■ DESCRIPTION OF THE TASK: Before you finish, make sure each line of the records has been retyped exactly.

Web page and app entries
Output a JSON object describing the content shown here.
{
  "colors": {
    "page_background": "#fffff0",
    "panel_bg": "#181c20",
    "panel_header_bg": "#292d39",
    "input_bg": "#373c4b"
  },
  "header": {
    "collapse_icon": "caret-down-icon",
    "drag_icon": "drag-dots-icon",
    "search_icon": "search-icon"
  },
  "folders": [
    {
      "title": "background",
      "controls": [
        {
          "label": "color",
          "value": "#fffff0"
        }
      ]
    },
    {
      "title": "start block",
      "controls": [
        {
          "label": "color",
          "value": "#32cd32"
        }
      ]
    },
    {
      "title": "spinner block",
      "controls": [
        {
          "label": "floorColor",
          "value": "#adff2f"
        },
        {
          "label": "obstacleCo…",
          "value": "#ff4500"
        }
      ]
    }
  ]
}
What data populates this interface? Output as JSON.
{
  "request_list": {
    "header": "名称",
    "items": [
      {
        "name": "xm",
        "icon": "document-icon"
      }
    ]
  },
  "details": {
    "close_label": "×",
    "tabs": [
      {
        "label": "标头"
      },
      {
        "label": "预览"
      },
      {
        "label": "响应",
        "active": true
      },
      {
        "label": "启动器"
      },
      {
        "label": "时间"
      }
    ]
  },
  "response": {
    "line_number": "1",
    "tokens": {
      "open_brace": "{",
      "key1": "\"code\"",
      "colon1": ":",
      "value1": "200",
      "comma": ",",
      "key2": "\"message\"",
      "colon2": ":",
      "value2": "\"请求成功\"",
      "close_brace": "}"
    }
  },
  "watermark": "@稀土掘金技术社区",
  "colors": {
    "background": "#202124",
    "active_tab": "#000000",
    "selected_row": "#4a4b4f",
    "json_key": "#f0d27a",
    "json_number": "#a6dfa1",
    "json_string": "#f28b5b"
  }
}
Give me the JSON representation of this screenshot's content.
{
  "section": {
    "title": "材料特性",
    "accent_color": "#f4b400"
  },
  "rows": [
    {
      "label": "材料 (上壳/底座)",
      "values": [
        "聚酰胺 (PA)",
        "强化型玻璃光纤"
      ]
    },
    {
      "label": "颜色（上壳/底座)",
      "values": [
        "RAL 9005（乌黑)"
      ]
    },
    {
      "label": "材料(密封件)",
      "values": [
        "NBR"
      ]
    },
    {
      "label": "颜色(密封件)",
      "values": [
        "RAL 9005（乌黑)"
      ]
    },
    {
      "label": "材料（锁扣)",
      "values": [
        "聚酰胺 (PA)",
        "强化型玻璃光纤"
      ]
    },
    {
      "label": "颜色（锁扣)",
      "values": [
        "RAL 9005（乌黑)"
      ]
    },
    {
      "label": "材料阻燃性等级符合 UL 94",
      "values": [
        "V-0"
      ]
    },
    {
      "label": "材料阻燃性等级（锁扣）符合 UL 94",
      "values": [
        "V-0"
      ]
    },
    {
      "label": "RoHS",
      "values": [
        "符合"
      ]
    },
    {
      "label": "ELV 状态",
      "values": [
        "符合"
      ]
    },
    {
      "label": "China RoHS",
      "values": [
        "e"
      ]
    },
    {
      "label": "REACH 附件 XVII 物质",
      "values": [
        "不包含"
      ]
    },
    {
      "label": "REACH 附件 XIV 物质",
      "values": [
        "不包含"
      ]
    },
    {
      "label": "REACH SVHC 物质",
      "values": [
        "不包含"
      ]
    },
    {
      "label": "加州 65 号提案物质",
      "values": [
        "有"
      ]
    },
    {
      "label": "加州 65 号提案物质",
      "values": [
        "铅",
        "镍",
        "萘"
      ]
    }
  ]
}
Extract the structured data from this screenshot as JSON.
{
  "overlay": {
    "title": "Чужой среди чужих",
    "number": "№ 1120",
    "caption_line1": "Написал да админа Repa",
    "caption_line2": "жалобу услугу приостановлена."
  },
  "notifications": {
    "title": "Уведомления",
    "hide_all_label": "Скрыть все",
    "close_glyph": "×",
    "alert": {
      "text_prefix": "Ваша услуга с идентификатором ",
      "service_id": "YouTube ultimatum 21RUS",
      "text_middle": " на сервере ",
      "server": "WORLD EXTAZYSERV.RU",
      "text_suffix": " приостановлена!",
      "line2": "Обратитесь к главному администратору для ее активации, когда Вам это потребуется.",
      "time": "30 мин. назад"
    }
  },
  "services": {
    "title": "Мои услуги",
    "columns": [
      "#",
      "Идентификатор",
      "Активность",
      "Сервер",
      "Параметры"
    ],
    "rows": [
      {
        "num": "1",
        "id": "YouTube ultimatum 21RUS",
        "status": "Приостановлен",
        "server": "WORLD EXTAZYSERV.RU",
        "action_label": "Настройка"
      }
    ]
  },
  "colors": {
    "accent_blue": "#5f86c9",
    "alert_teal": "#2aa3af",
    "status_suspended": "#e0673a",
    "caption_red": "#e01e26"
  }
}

■ TASK RESPONSE:
Output a JSON object describing the content shown here.
{
  "colors": {
    "page_background": "#fffff0",
    "panel_bg": "#181c20",
    "panel_header_bg": "#292d39",
    "input_bg": "#373c4b"
  },
  "header": {
    "collapse_icon": "caret-down-icon",
    "drag_icon": "drag-dots-icon",
    "search_icon": "search-icon"
  },
  "folders": [
    {
      "title": "background",
      "controls": [
        {
          "label": "color",
          "value": "#fffff0"
        }
      ]
    },
    {
      "title": "start block",
      "controls": [
        {
          "label": "color",
          "value": "#32cd32"
        }
      ]
    },
    {
      "title": "spinner block",
      "controls": [
        {
          "label": "floorColor",
          "value": "#adff2f"
        },
        {
          "label": "obstacleCo…",
          "value": "#ff4500"
        }
      ]
    }
  ]
}
What data populates this interface? Output as JSON.
{
  "request_list": {
    "header": "名称",
    "items": [
      {
        "name": "xm",
        "icon": "document-icon"
      }
    ]
  },
  "details": {
    "close_label": "×",
    "tabs": [
      {
        "label": "标头"
      },
      {
        "label": "预览"
      },
      {
        "label": "响应",
        "active": true
      },
      {
        "label": "启动器"
      },
      {
        "label": "时间"
      }
    ]
  },
  "response": {
    "line_number": "1",
    "tokens": {
      "open_brace": "{",
      "key1": "\"code\"",
      "colon1": ":",
      "value1": "200",
      "comma": ",",
      "key2": "\"message\"",
      "colon2": ":",
      "value2": "\"请求成功\"",
      "close_brace": "}"
    }
  },
  "watermark": "@稀土掘金技术社区",
  "colors": {
    "background": "#202124",
    "active_tab": "#000000",
    "selected_row": "#4a4b4f",
    "json_key": "#f0d27a",
    "json_number": "#a6dfa1",
    "json_string": "#f28b5b"
  }
}
Give me the JSON representation of this screenshot's content.
{
  "section": {
    "title": "材料特性",
    "accent_color": "#f4b400"
  },
  "rows": [
    {
      "label": "材料 (上壳/底座)",
      "values": [
        "聚酰胺 (PA)",
        "强化型玻璃光纤"
      ]
    },
    {
      "label": "颜色（上壳/底座)",
      "values": [
        "RAL 9005（乌黑)"
      ]
    },
    {
      "label": "材料(密封件)",
      "values": [
        "NBR"
      ]
    },
    {
      "label": "颜色(密封件)",
      "values": [
        "RAL 9005（乌黑)"
      ]
    },
    {
      "label": "材料（锁扣)",
      "values": [
        "聚酰胺 (PA)",
        "强化型玻璃光纤"
      ]
    },
    {
      "label": "颜色（锁扣)",
      "values": [
        "RAL 9005（乌黑)"
      ]
    },
    {
      "label": "材料阻燃性等级符合 UL 94",
      "values": [
        "V-0"
      ]
    },
    {
      "label": "材料阻燃性等级（锁扣）符合 UL 94",
      "values": [
        "V-0"
      ]
    },
    {
      "label": "RoHS",
      "values": [
        "符合"
      ]
    },
    {
      "label": "ELV 状态",
      "values": [
        "符合"
      ]
    },
    {
      "label": "China RoHS",
      "values": [
        "e"
      ]
    },
    {
      "label": "REACH 附件 XVII 物质",
      "values": [
        "不包含"
      ]
    },
    {
      "label": "REACH 附件 XIV 物质",
      "values": [
        "不包含"
      ]
    },
    {
      "label": "REACH SVHC 物质",
      "values": [
        "不包含"
      ]
    },
    {
      "label": "加州 65 号提案物质",
      "values": [
        "有"
      ]
    },
    {
      "label": "加州 65 号提案物质",
      "values": [
        "铅",
        "镍",
        "萘"
      ]
    }
  ]
}
Extract the structured data from this screenshot as JSON.
{
  "overlay": {
    "title": "Чужой среди чужих",
    "number": "№ 1120",
    "caption_line1": "Написал да админа Repa",
    "caption_line2": "жалобу услугу приостановлена."
  },
  "notifications": {
    "title": "Уведомления",
    "hide_all_label": "Скрыть все",
    "close_glyph": "×",
    "alert": {
      "text_prefix": "Ваша услуга с идентификатором ",
      "service_id": "YouTube ultimatum 21RUS",
      "text_middle": " на сервере ",
      "server": "WORLD EXTAZYSERV.RU",
      "text_suffix": " приостановлена!",
      "line2": "Обратитесь к главному администратору для ее активации, когда Вам это потребуется.",
      "time": "30 мин. назад"
    }
  },
  "services": {
    "title": "Мои услуги",
    "columns": [
      "#",
      "Идентификатор",
      "Активность",
      "Сервер",
      "Параметры"
    ],
    "rows": [
      {
        "num": "1",
        "id": "YouTube ultimatum 21RUS",
        "status": "Приостановлен",
        "server": "WORLD EXTAZYSERV.RU",
        "action_label": "Настройка"
      }
    ]
  },
  "colors": {
    "accent_blue": "#5f86c9",
    "alert_teal": "#2aa3af",
    "status_suspended": "#e0673a",
    "caption_red": "#e01e26"
  }
}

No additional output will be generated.